NAMPA — Chemistry professor Jerry Harris has a book in his office at Northwest Nazarene University called, “Asbestos: Silk of the Mineral Kingdom,” published in 1946.
He pulls it out when he needs a prime example of why his research on nanoparticles toxicity is important.
Asbestos is the infamous material that has cost billions of dollars to remove after it was used in millions of manufacturing projects throughout the 20th century.
But inhaling it for a long period of time has been shown to cause lung cancer and mesothelioma, among other sicknesses.
His project is one of six taking place at NNU under a $3.2 million, five-year grant from the IdeA Network of Biomedical Research Excellence Program, or INBRE — a grant that was just renewed at the beginning of this month.
Harris’ research centers on what can happen when a material is broken down into smaller and smaller particles, or nanoparticles.

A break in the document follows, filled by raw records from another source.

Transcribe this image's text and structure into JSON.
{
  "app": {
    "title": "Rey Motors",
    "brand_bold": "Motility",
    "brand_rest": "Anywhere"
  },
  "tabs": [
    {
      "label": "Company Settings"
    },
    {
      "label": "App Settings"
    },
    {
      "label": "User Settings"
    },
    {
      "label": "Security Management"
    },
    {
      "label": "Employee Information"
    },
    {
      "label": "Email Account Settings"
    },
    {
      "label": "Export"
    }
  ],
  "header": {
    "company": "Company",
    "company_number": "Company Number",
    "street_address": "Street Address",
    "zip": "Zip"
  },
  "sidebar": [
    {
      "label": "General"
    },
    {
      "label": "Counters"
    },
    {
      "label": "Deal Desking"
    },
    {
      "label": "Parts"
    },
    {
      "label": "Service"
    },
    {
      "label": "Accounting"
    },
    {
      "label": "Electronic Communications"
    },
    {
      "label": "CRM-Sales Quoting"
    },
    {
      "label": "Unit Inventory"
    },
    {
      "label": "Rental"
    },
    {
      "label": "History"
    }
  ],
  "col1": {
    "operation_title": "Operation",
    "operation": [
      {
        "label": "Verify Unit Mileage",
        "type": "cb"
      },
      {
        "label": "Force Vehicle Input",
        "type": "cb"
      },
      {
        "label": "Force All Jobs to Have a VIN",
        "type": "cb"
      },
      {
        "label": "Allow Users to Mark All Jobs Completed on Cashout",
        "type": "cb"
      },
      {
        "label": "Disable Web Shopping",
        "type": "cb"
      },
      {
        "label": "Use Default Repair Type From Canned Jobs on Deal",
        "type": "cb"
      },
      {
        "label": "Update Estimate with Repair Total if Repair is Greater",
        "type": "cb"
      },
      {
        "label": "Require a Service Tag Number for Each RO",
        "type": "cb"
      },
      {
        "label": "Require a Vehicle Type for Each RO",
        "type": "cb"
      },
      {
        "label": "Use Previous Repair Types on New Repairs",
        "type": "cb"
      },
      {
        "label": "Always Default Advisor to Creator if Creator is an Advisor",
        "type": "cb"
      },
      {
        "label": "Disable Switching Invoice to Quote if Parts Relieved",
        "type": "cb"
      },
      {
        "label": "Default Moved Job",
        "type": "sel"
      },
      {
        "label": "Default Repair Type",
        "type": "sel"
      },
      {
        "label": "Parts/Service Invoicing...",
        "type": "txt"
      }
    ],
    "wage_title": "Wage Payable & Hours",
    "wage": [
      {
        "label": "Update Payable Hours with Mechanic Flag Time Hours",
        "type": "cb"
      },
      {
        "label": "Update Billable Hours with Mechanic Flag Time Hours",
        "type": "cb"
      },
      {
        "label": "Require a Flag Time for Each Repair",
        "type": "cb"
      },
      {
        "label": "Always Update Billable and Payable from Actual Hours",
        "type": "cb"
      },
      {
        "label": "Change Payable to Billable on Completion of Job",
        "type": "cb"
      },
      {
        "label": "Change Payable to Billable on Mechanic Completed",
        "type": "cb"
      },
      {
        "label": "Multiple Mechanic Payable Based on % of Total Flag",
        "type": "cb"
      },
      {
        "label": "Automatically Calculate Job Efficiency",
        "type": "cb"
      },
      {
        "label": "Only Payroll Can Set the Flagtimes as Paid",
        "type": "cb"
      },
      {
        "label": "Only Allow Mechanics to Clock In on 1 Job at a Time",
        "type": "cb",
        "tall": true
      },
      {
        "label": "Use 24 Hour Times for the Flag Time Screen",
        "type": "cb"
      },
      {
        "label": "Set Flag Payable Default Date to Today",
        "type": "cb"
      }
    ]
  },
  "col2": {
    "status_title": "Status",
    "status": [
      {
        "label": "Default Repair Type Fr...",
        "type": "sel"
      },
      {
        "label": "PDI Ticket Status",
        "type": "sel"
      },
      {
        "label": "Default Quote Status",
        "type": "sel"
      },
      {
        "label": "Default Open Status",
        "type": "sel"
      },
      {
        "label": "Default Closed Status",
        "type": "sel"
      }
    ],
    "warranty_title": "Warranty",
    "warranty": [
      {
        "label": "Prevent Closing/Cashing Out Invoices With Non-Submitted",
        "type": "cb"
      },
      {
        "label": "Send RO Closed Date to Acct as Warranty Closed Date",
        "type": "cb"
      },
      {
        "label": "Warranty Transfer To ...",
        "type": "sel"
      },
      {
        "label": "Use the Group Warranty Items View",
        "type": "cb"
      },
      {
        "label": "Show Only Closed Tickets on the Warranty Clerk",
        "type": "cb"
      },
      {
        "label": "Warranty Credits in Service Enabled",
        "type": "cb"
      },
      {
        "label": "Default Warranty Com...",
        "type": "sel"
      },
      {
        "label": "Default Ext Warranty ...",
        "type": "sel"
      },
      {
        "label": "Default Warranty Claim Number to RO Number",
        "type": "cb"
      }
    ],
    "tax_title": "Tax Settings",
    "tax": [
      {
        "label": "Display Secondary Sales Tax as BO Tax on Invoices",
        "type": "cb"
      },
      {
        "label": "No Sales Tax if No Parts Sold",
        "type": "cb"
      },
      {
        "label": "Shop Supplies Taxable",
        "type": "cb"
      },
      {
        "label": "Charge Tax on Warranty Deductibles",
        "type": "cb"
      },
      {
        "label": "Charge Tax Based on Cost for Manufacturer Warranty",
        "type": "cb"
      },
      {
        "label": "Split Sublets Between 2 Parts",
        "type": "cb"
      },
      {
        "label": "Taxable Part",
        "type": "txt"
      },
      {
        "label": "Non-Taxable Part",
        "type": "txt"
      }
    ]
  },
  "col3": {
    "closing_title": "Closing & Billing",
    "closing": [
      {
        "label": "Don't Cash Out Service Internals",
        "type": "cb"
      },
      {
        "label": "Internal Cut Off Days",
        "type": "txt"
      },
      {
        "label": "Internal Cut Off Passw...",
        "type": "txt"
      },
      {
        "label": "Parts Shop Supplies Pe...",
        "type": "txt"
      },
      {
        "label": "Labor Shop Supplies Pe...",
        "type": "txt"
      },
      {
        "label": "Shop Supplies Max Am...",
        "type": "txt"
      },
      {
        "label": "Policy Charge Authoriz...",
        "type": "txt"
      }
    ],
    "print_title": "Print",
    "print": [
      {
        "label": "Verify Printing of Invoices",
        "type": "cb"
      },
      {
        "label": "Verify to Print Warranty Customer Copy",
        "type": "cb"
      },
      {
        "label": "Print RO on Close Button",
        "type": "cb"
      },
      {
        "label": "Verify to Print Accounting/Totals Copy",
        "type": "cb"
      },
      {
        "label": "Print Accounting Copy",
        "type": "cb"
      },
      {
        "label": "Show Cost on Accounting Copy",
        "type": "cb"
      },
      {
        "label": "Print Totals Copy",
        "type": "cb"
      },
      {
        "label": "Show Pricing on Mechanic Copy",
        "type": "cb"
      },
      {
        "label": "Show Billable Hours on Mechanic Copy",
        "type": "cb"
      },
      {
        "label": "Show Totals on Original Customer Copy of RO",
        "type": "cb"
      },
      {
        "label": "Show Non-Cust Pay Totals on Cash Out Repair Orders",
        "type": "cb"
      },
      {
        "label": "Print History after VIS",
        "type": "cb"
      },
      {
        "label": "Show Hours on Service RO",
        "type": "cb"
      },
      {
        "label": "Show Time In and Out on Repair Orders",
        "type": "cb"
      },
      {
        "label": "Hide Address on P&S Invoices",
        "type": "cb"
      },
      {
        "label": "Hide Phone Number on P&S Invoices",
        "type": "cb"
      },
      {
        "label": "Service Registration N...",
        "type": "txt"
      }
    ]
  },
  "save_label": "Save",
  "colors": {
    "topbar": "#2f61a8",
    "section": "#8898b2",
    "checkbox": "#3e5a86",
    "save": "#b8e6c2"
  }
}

As a substance is compressed, it can change shape and color, sometimes changing its biological factors.
“So as (researchers) are starting to look at these nanomaterials, they’re trying to avoid something like asbestos from happening again,” Harris said.
Continue on from the Idaho Press Tribune.